*** Opening Supplied records ***
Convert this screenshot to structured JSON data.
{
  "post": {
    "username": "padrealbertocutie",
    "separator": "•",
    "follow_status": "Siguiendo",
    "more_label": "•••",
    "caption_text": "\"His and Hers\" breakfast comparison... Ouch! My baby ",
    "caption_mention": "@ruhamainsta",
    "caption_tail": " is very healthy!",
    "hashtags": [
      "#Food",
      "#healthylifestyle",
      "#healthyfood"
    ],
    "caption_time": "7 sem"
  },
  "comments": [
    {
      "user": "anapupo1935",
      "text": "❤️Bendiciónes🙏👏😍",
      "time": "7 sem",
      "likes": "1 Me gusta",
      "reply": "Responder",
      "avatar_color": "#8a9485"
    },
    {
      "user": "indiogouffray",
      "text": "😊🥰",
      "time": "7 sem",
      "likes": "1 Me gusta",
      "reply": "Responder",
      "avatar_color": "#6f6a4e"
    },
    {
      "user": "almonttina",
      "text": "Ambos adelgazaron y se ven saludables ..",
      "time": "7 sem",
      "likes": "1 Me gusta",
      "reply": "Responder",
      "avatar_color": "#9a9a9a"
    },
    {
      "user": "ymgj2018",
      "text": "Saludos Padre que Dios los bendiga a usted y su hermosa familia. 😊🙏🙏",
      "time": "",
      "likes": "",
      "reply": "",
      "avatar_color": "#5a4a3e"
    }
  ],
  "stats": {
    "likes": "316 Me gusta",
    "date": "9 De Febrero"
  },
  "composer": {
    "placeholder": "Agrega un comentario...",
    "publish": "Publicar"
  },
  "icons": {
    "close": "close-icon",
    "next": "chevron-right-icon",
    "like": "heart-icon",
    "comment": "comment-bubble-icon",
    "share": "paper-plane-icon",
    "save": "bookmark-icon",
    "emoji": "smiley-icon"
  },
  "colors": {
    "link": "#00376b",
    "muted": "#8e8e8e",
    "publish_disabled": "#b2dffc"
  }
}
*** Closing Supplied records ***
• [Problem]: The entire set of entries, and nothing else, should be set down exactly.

• [Result for this task]:
Convert this screenshot to structured JSON data.
{
  "post": {
    "username": "padrealbertocutie",
    "separator": "•",
    "follow_status": "Siguiendo",
    "more_label": "•••",
    "caption_text": "\"His and Hers\" breakfast comparison... Ouch! My baby ",
    "caption_mention": "@ruhamainsta",
    "caption_tail": " is very healthy!",
    "hashtags": [
      "#Food",
      "#healthylifestyle",
      "#healthyfood"
    ],
    "caption_time": "7 sem"
  },
  "comments": [
    {
      "user": "anapupo1935",
      "text": "❤️Bendiciónes🙏👏😍",
      "time": "7 sem",
      "likes": "1 Me gusta",
      "reply": "Responder",
      "avatar_color": "#8a9485"
    },
    {
      "user": "indiogouffray",
      "text": "😊🥰",
      "time": "7 sem",
      "likes": "1 Me gusta",
      "reply": "Responder",
      "avatar_color": "#6f6a4e"
    },
    {
      "user": "almonttina",
      "text": "Ambos adelgazaron y se ven saludables ..",
      "time": "7 sem",
      "likes": "1 Me gusta",
      "reply": "Responder",
      "avatar_color": "#9a9a9a"
    },
    {
      "user": "ymgj2018",
      "text": "Saludos Padre que Dios los bendiga a usted y su hermosa familia. 😊🙏🙏",
      "time": "",
      "likes": "",
      "reply": "",
      "avatar_color": "#5a4a3e"
    }
  ],
  "stats": {
    "likes": "316 Me gusta",
    "date": "9 De Febrero"
  },
  "composer": {
    "placeholder": "Agrega un comentario...",
    "publish": "Publicar"
  },
  "icons": {
    "close": "close-icon",
    "next": "chevron-right-icon",
    "like": "heart-icon",
    "comment": "comment-bubble-icon",
    "share": "paper-plane-icon",
    "save": "bookmark-icon",
    "emoji": "smiley-icon"
  },
  "colors": {
    "link": "#00376b",
    "muted": "#8e8e8e",
    "publish_disabled": "#b2dffc"
  }
}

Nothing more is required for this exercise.